The Z06’s battery also moves to the back of the car, but that was mostly done to make room for the dry-sump oiling system under the hood—the weight shift is a bonus. Curb weight, says Hill, is “about 3130 pounds” vs. 3179 officially for the ’05 C6 coupe. The target was lower, but losing any weight at all is a real achievement while adding a dry-sump system, bigger wheels with grippy run-flat tires (275/35R-18s front and 320/30R-19s rear), an oil-to-oil cooler for the differential (using already cooled oil from the toughen*ed transaxle to extract heat from the differential lubricant) and other features.
That should be enough to make the Z06 run with such big dogs as the Dodge Viper, Ford GT, Ferrari Maranello and Aston Martin DB9, especially considering the car’s new aluminum and carbon fiber componentry, which cuts weight.
Even in the cabin, the team opted for the lower mass of manually controlled seats over the power-operated stock ones, and the two-tone seat itself, with larger side bolsters and Z06 logo embroidery, weighs less than the base seat. The steering wheel is 20 millimeters smaller in diameter, and about as small as you could go and still offer a clear view of the tachometer, redlined at 7000 rpm.

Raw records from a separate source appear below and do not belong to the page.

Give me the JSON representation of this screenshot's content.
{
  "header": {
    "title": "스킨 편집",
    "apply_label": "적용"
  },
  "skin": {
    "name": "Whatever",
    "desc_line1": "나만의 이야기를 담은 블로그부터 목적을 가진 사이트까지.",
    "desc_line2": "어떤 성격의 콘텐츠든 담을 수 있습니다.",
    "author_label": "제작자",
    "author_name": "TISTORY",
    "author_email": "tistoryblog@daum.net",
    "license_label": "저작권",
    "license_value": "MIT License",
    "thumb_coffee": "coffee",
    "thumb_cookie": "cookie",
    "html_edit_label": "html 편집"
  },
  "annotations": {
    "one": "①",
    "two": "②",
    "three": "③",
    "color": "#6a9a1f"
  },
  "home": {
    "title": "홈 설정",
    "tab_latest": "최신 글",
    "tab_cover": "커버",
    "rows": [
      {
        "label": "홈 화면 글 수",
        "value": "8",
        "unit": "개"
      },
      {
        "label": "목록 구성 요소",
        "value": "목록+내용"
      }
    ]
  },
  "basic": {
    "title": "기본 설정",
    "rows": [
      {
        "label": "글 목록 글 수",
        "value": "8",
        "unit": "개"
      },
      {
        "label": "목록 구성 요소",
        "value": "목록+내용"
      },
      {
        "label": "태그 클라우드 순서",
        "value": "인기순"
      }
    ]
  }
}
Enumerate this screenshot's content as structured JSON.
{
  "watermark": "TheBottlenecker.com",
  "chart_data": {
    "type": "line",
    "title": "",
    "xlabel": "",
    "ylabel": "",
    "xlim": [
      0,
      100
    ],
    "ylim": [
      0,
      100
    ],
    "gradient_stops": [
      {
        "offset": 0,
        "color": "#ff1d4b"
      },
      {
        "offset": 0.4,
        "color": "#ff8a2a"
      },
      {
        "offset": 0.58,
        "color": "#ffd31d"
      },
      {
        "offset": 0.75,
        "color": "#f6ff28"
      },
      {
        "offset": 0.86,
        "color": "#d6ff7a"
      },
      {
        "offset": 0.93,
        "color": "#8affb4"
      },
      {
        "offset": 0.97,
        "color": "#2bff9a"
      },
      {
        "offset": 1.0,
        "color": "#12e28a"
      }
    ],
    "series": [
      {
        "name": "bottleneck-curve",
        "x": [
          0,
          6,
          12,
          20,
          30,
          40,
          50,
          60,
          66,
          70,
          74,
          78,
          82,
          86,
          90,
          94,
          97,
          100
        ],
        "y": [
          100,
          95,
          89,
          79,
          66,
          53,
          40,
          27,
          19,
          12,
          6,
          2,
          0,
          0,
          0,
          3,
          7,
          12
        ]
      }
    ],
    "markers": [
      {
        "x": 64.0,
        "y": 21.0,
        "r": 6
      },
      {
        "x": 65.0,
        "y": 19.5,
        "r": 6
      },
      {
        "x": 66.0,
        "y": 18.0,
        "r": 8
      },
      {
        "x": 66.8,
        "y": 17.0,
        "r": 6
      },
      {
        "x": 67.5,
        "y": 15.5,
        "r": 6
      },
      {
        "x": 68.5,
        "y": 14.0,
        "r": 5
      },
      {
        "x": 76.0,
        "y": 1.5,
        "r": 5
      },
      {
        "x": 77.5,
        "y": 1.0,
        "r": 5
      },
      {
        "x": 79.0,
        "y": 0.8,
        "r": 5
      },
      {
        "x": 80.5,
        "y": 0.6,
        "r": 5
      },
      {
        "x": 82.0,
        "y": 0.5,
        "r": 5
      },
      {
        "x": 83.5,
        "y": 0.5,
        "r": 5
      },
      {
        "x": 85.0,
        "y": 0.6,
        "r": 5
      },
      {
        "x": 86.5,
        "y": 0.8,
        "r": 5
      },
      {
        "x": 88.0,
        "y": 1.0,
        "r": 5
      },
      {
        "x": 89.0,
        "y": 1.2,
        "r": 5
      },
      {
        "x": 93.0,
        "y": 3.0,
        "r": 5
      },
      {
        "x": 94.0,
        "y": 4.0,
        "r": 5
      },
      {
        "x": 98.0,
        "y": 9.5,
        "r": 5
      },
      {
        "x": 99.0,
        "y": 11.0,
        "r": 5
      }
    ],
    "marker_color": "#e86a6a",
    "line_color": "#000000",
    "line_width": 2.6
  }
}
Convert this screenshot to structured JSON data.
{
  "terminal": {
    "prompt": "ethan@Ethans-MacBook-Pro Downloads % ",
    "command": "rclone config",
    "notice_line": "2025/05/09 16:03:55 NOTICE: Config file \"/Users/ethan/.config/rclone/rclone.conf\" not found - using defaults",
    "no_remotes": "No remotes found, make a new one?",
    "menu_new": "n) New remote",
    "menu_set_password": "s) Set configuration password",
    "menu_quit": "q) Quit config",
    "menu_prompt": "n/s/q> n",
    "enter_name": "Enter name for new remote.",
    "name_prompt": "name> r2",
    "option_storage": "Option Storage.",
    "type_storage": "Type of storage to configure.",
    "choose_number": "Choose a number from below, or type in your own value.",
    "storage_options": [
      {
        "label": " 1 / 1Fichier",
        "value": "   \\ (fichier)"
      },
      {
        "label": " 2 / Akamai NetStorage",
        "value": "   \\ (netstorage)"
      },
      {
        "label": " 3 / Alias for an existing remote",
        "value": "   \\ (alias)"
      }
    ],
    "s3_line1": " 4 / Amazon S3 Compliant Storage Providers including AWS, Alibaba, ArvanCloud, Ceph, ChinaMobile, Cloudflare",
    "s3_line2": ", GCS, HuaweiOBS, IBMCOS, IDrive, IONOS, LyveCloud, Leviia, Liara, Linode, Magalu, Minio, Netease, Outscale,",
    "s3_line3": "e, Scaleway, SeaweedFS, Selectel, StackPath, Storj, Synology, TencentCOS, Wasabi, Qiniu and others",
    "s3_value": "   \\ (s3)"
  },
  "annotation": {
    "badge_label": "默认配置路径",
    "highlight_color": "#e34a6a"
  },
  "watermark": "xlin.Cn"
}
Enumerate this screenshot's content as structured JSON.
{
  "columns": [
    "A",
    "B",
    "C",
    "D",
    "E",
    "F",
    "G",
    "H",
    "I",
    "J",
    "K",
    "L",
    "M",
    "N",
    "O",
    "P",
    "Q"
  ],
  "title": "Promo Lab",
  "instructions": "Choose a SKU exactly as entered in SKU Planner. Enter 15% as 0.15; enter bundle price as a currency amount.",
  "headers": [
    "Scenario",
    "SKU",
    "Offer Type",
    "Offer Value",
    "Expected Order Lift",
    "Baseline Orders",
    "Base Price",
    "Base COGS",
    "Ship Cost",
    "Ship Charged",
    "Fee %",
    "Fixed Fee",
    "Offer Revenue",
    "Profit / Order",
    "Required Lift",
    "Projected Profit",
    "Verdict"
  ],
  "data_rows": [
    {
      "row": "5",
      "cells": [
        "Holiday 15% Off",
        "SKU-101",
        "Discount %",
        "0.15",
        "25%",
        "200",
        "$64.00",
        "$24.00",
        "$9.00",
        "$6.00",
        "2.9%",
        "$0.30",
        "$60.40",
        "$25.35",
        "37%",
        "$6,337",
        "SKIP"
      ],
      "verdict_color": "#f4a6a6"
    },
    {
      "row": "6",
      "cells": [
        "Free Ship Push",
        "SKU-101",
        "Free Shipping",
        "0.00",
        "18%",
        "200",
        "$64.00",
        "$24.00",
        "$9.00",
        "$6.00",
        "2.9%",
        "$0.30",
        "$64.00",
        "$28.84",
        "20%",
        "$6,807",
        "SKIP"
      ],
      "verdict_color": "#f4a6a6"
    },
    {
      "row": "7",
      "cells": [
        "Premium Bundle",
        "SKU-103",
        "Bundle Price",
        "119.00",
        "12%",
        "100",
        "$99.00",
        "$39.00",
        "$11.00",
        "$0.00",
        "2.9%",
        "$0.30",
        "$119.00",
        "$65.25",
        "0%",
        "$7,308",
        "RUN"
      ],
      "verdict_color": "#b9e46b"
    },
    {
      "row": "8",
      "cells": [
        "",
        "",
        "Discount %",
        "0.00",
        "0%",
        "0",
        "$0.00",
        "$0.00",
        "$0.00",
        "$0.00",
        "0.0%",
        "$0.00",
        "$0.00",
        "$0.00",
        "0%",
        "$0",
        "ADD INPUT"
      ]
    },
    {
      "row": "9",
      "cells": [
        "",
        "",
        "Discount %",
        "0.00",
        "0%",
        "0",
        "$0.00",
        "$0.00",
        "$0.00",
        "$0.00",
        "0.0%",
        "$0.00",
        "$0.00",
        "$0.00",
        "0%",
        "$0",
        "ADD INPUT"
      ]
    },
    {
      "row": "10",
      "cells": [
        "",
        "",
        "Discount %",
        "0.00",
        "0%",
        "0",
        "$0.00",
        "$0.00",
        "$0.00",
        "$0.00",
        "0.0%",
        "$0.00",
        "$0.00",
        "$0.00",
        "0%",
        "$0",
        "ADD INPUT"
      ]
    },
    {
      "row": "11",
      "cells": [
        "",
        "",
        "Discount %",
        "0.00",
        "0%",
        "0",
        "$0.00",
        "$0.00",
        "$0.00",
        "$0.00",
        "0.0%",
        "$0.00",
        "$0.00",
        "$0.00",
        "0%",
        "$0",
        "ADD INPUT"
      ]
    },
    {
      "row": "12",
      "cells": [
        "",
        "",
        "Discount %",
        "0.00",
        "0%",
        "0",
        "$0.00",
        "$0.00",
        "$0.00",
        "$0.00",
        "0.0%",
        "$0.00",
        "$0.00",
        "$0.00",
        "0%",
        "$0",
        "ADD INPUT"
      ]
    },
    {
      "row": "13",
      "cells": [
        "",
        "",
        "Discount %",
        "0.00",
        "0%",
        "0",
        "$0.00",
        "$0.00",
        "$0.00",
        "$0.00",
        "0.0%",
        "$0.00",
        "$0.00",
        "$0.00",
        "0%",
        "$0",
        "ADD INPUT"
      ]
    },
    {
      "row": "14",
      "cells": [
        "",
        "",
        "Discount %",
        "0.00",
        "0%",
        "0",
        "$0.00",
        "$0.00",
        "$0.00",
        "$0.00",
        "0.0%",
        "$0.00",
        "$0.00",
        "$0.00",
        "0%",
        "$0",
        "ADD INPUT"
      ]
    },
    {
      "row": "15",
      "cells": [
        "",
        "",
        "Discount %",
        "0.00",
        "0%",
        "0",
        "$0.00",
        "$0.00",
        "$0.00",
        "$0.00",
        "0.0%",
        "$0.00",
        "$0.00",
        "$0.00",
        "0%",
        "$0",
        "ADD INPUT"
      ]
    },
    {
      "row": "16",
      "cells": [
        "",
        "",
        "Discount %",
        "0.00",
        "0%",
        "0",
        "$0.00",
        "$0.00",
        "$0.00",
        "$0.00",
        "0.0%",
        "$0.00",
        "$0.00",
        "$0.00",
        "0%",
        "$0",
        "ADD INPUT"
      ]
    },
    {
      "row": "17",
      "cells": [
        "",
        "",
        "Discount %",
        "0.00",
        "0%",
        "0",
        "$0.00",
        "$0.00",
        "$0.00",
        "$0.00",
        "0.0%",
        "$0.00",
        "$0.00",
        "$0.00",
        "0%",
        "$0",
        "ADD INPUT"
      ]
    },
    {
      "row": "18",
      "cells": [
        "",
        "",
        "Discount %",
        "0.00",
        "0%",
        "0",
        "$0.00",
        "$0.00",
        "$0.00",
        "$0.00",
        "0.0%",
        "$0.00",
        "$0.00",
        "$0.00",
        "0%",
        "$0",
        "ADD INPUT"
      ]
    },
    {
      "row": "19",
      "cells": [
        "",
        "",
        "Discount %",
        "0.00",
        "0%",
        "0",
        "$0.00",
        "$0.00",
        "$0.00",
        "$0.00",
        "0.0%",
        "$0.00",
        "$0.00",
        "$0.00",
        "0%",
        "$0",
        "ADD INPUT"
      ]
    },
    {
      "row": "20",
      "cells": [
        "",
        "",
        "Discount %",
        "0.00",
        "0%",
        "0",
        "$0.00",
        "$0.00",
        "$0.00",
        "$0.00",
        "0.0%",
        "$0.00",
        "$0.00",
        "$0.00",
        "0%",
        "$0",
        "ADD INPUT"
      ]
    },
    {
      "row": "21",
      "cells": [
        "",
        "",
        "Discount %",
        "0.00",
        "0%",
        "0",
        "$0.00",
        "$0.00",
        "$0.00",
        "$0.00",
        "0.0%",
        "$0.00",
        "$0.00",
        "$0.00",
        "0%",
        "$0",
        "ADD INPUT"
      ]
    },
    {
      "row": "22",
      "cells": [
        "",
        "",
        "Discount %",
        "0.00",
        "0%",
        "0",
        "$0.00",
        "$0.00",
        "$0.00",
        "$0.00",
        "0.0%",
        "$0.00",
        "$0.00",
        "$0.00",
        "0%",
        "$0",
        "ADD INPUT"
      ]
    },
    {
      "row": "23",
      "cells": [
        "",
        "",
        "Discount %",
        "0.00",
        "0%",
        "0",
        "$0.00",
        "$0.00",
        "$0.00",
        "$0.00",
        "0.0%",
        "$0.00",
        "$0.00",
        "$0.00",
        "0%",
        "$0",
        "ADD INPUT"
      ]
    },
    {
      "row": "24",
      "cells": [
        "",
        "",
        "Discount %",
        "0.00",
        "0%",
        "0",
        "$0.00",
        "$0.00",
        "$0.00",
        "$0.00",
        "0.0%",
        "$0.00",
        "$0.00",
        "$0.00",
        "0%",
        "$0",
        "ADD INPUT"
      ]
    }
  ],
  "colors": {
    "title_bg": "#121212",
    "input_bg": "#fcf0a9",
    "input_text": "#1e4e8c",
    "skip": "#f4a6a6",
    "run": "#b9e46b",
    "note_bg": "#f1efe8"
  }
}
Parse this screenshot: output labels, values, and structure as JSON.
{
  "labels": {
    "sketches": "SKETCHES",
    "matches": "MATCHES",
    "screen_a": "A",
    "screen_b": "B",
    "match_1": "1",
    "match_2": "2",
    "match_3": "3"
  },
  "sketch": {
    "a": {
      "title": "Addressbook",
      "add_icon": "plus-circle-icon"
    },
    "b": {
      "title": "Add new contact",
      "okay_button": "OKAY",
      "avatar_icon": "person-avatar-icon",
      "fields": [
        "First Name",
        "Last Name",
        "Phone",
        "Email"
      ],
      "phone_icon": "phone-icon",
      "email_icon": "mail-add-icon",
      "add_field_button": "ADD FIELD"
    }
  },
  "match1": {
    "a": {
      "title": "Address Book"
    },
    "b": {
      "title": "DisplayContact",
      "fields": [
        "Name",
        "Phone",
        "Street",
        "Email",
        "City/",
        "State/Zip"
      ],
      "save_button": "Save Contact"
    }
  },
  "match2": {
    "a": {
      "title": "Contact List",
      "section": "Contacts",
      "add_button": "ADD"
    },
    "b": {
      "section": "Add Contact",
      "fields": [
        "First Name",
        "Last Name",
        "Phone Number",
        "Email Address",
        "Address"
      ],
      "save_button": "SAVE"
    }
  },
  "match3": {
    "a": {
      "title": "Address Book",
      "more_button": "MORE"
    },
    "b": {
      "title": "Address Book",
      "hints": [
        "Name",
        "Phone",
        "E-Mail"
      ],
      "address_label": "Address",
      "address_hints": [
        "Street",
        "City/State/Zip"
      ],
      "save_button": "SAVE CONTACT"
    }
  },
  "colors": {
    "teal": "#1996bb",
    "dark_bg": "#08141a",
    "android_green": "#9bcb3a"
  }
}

If that sounds a little spartan, fear not. Dual-mode climate control with cabin-air filtration, leather seating, HID lights with fog lights, and a HUD with g-meter and track mode are all standard. Speaking of track mode, Hill says occasional weekend competition use of your Z06 won’t void the warranty, unlike the case with some other manufacturers.
And when you’re not at the track, you may appreciate options like a Bose audio system, telescoping steering wheel, heated seats, side airbags, a navigation system with GPS, and XM satellite radio.
What’s all this cost? Chevy isn’t saying yet, but count on a bigger gap between the base car and the Z06 than was the case with the 2004 equivalents in the C5-generation models. Base will be in the mid-$60,000 range, we suspect, with optioned models running up into the $70,000s. There is plenty of wiggle room above the typical Corvette’s $50,000 sticker to stay below the Dodge Viper’s $80,000-plus MSRP. Clearly, the value is there under the skin, as well as being evident in the Z06’s exterior design.
Viper SRT-10, meet your new competition :naughty: .
^it's lighter with the same power and a better suspension design. i hope so. even better, base price is $65k. suposidly fords next cobra will have 550hp. we'll see. as of right now, i think this car is the best sports car you can buy for the money. what i like most about seeing things like this for this price is that it ups the level for all other companies to reach.